- _Exercise data_

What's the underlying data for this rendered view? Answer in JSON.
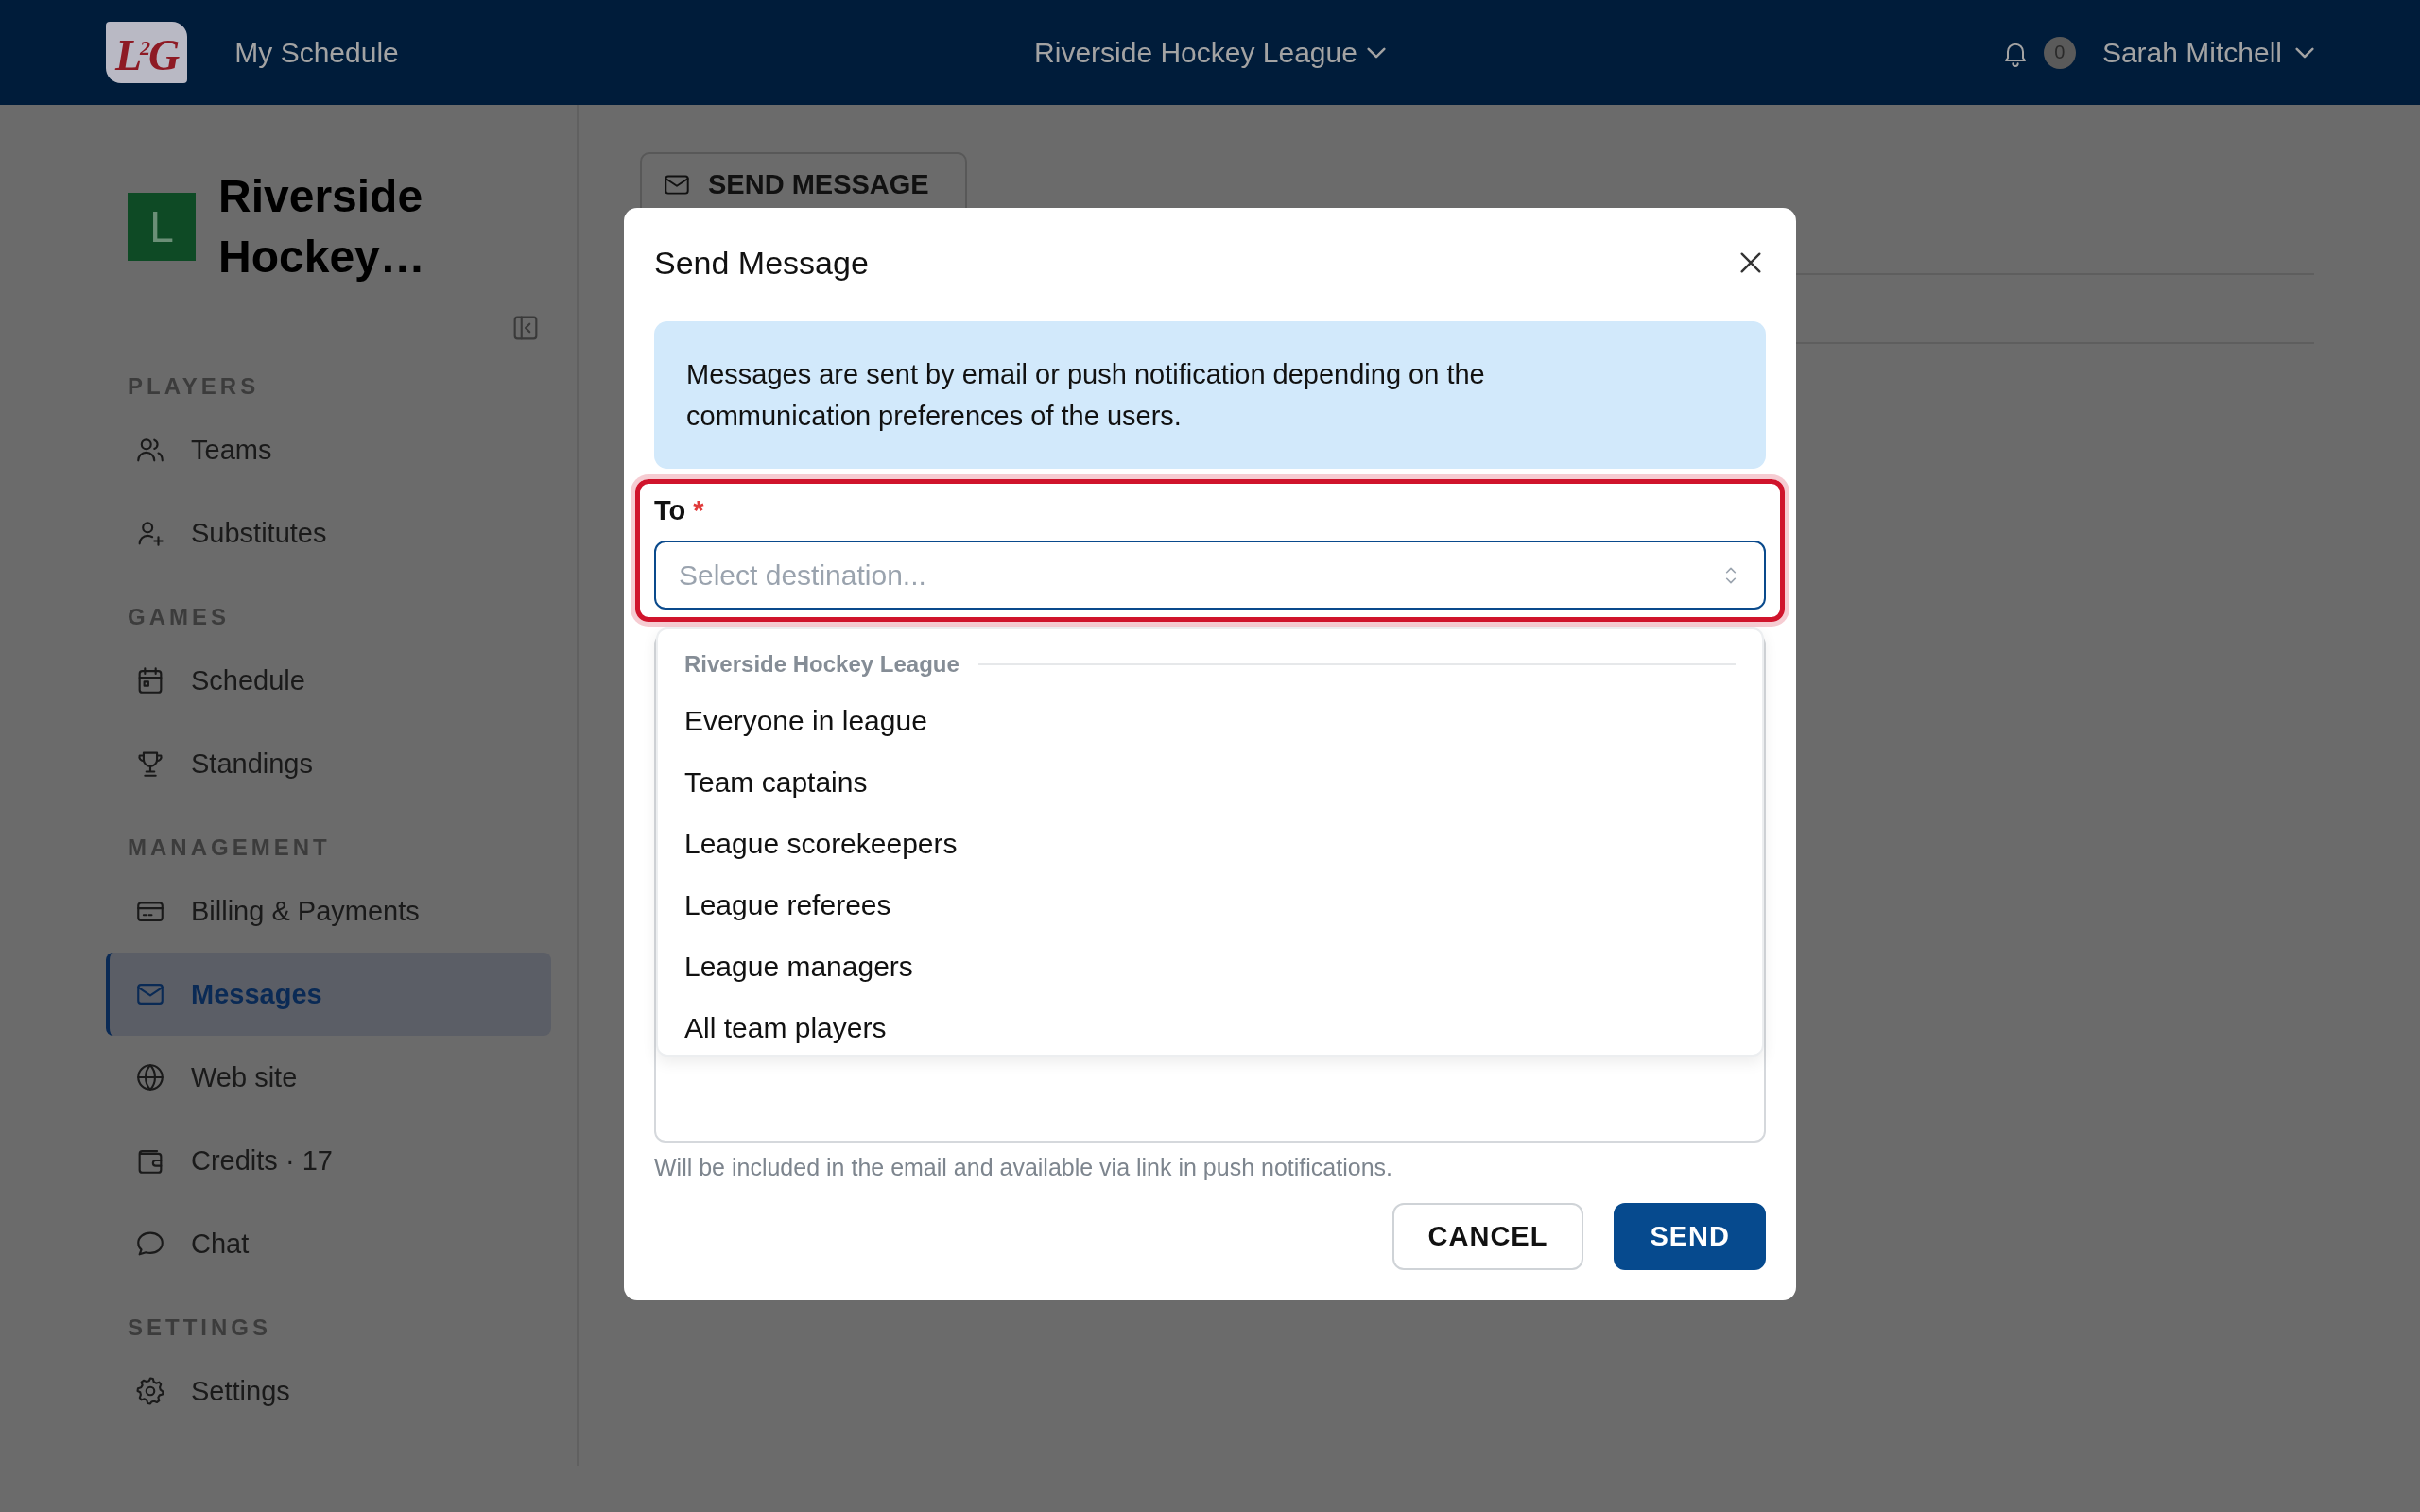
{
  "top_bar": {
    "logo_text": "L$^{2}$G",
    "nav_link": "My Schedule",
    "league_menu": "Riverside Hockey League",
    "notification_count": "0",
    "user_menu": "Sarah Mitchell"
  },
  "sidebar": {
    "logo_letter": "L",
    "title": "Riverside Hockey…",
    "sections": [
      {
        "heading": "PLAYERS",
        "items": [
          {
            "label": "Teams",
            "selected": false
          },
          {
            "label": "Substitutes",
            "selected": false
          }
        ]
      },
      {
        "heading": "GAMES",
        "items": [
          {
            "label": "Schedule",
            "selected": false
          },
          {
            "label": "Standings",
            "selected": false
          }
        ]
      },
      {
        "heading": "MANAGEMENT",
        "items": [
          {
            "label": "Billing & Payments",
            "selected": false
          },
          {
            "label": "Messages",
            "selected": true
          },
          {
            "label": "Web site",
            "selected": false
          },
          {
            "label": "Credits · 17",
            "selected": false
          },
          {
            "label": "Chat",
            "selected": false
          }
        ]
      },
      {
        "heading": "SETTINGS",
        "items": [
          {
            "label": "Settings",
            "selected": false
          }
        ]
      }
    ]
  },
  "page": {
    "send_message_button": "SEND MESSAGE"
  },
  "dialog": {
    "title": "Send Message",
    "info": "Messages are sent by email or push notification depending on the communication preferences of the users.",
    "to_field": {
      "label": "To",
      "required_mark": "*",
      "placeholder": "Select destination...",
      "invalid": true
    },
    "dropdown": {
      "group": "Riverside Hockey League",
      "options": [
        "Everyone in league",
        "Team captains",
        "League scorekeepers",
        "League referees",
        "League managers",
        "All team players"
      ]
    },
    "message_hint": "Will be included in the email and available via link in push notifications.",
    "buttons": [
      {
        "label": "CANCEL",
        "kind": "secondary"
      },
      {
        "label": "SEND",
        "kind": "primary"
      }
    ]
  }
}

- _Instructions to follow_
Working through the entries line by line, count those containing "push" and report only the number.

- _Task result_
2